(Task goal): Output the entire listing below exactly as it stands.

(Exercise input):
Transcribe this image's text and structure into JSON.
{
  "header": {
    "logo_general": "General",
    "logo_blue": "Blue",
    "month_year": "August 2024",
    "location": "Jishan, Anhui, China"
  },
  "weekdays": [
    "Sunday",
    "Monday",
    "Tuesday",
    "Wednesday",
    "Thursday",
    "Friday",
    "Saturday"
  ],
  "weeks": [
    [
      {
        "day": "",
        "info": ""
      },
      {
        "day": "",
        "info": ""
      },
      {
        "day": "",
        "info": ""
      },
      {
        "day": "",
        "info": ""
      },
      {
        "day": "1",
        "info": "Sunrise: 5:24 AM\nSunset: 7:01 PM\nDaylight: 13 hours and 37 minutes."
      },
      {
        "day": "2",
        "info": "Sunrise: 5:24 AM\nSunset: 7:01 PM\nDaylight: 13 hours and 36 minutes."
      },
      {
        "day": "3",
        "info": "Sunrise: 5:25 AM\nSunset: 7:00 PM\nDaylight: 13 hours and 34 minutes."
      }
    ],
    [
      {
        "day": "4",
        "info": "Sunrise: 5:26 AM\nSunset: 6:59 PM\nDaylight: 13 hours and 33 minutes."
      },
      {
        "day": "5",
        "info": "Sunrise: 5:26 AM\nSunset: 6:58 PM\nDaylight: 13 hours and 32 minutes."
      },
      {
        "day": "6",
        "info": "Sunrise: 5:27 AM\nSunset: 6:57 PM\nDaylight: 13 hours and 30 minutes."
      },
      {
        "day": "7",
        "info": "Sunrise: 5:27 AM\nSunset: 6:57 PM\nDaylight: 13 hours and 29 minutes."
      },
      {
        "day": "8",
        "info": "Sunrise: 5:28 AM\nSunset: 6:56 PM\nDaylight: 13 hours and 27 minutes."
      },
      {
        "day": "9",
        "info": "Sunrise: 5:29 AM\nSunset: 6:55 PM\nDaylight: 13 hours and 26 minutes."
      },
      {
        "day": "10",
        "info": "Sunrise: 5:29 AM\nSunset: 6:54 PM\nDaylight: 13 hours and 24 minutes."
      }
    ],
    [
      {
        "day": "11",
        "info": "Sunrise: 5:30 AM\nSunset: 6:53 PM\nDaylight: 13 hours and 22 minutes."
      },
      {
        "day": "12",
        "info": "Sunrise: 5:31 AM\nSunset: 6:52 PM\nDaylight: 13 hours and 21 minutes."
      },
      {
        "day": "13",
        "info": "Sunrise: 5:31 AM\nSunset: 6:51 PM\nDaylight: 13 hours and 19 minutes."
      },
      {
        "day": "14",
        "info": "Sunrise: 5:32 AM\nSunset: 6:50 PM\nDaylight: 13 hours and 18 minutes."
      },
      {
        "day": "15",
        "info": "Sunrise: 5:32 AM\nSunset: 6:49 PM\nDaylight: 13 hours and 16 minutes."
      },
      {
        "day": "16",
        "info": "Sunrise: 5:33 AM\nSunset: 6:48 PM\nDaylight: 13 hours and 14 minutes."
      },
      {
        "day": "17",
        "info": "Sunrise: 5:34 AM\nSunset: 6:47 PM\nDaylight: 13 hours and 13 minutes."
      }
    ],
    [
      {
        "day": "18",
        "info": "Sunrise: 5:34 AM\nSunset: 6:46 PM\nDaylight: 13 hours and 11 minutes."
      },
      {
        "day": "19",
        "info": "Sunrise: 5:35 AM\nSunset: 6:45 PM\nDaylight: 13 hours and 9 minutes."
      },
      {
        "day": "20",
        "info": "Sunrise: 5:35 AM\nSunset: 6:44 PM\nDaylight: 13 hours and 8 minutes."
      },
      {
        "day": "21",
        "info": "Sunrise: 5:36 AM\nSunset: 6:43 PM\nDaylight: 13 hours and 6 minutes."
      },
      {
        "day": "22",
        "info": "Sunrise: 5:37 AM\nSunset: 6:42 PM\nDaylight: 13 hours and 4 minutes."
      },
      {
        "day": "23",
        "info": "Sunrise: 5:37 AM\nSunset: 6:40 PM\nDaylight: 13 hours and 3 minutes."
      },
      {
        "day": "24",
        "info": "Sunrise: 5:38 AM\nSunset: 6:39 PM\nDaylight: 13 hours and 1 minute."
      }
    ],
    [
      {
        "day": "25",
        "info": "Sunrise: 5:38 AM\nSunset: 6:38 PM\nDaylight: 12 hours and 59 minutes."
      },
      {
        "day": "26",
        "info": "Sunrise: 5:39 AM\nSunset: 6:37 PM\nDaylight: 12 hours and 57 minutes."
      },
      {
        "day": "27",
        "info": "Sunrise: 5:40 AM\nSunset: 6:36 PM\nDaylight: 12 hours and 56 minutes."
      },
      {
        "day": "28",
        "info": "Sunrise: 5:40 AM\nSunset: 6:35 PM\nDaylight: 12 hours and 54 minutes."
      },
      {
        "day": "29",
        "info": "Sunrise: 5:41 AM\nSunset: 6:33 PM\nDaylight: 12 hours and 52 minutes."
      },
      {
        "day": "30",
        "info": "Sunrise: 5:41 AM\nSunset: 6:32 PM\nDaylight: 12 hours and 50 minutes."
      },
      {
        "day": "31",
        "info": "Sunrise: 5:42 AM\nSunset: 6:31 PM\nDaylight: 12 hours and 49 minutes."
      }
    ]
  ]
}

(Task result):
Transcribe this image's text and structure into JSON.
{
  "header": {
    "logo_general": "General",
    "logo_blue": "Blue",
    "month_year": "August 2024",
    "location": "Jishan, Anhui, China"
  },
  "weekdays": [
    "Sunday",
    "Monday",
    "Tuesday",
    "Wednesday",
    "Thursday",
    "Friday",
    "Saturday"
  ],
  "weeks": [
    [
      {
        "day": "",
        "info": ""
      },
      {
        "day": "",
        "info": ""
      },
      {
        "day": "",
        "info": ""
      },
      {
        "day": "",
        "info": ""
      },
      {
        "day": "1",
        "info": "Sunrise: 5:24 AM\nSunset: 7:01 PM\nDaylight: 13 hours and 37 minutes."
      },
      {
        "day": "2",
        "info": "Sunrise: 5:24 AM\nSunset: 7:01 PM\nDaylight: 13 hours and 36 minutes."
      },
      {
        "day": "3",
        "info": "Sunrise: 5:25 AM\nSunset: 7:00 PM\nDaylight: 13 hours and 34 minutes."
      }
    ],
    [
      {
        "day": "4",
        "info": "Sunrise: 5:26 AM\nSunset: 6:59 PM\nDaylight: 13 hours and 33 minutes."
      },
      {
        "day": "5",
        "info": "Sunrise: 5:26 AM\nSunset: 6:58 PM\nDaylight: 13 hours and 32 minutes."
      },
      {
        "day": "6",
        "info": "Sunrise: 5:27 AM\nSunset: 6:57 PM\nDaylight: 13 hours and 30 minutes."
      },
      {
        "day": "7",
        "info": "Sunrise: 5:27 AM\nSunset: 6:57 PM\nDaylight: 13 hours and 29 minutes."
      },
      {
        "day": "8",
        "info": "Sunrise: 5:28 AM\nSunset: 6:56 PM\nDaylight: 13 hours and 27 minutes."
      },
      {
        "day": "9",
        "info": "Sunrise: 5:29 AM\nSunset: 6:55 PM\nDaylight: 13 hours and 26 minutes."
      },
      {
        "day": "10",
        "info": "Sunrise: 5:29 AM\nSunset: 6:54 PM\nDaylight: 13 hours and 24 minutes."
      }
    ],
    [
      {
        "day": "11",
        "info": "Sunrise: 5:30 AM\nSunset: 6:53 PM\nDaylight: 13 hours and 22 minutes."
      },
      {
        "day": "12",
        "info": "Sunrise: 5:31 AM\nSunset: 6:52 PM\nDaylight: 13 hours and 21 minutes."
      },
      {
        "day": "13",
        "info": "Sunrise: 5:31 AM\nSunset: 6:51 PM\nDaylight: 13 hours and 19 minutes."
      },
      {
        "day": "14",
        "info": "Sunrise: 5:32 AM\nSunset: 6:50 PM\nDaylight: 13 hours and 18 minutes."
      },
      {
        "day": "15",
        "info": "Sunrise: 5:32 AM\nSunset: 6:49 PM\nDaylight: 13 hours and 16 minutes."
      },
      {
        "day": "16",
        "info": "Sunrise: 5:33 AM\nSunset: 6:48 PM\nDaylight: 13 hours and 14 minutes."
      },
      {
        "day": "17",
        "info": "Sunrise: 5:34 AM\nSunset: 6:47 PM\nDaylight: 13 hours and 13 minutes."
      }
    ],
    [
      {
        "day": "18",
        "info": "Sunrise: 5:34 AM\nSunset: 6:46 PM\nDaylight: 13 hours and 11 minutes."
      },
      {
        "day": "19",
        "info": "Sunrise: 5:35 AM\nSunset: 6:45 PM\nDaylight: 13 hours and 9 minutes."
      },
      {
        "day": "20",
        "info": "Sunrise: 5:35 AM\nSunset: 6:44 PM\nDaylight: 13 hours and 8 minutes."
      },
      {
        "day": "21",
        "info": "Sunrise: 5:36 AM\nSunset: 6:43 PM\nDaylight: 13 hours and 6 minutes."
      },
      {
        "day": "22",
        "info": "Sunrise: 5:37 AM\nSunset: 6:42 PM\nDaylight: 13 hours and 4 minutes."
      },
      {
        "day": "23",
        "info": "Sunrise: 5:37 AM\nSunset: 6:40 PM\nDaylight: 13 hours and 3 minutes."
      },
      {
        "day": "24",
        "info": "Sunrise: 5:38 AM\nSunset: 6:39 PM\nDaylight: 13 hours and 1 minute."
      }
    ],
    [
      {
        "day": "25",
        "info": "Sunrise: 5:38 AM\nSunset: 6:38 PM\nDaylight: 12 hours and 59 minutes."
      },
      {
        "day": "26",
        "info": "Sunrise: 5:39 AM\nSunset: 6:37 PM\nDaylight: 12 hours and 57 minutes."
      },
      {
        "day": "27",
        "info": "Sunrise: 5:40 AM\nSunset: 6:36 PM\nDaylight: 12 hours and 56 minutes."
      },
      {
        "day": "28",
        "info": "Sunrise: 5:40 AM\nSunset: 6:35 PM\nDaylight: 12 hours and 54 minutes."
      },
      {
        "day": "29",
        "info": "Sunrise: 5:41 AM\nSunset: 6:33 PM\nDaylight: 12 hours and 52 minutes."
      },
      {
        "day": "30",
        "info": "Sunrise: 5:41 AM\nSunset: 6:32 PM\nDaylight: 12 hours and 50 minutes."
      },
      {
        "day": "31",
        "info": "Sunrise: 5:42 AM\nSunset: 6:31 PM\nDaylight: 12 hours and 49 minutes."
      }
    ]
  ]
}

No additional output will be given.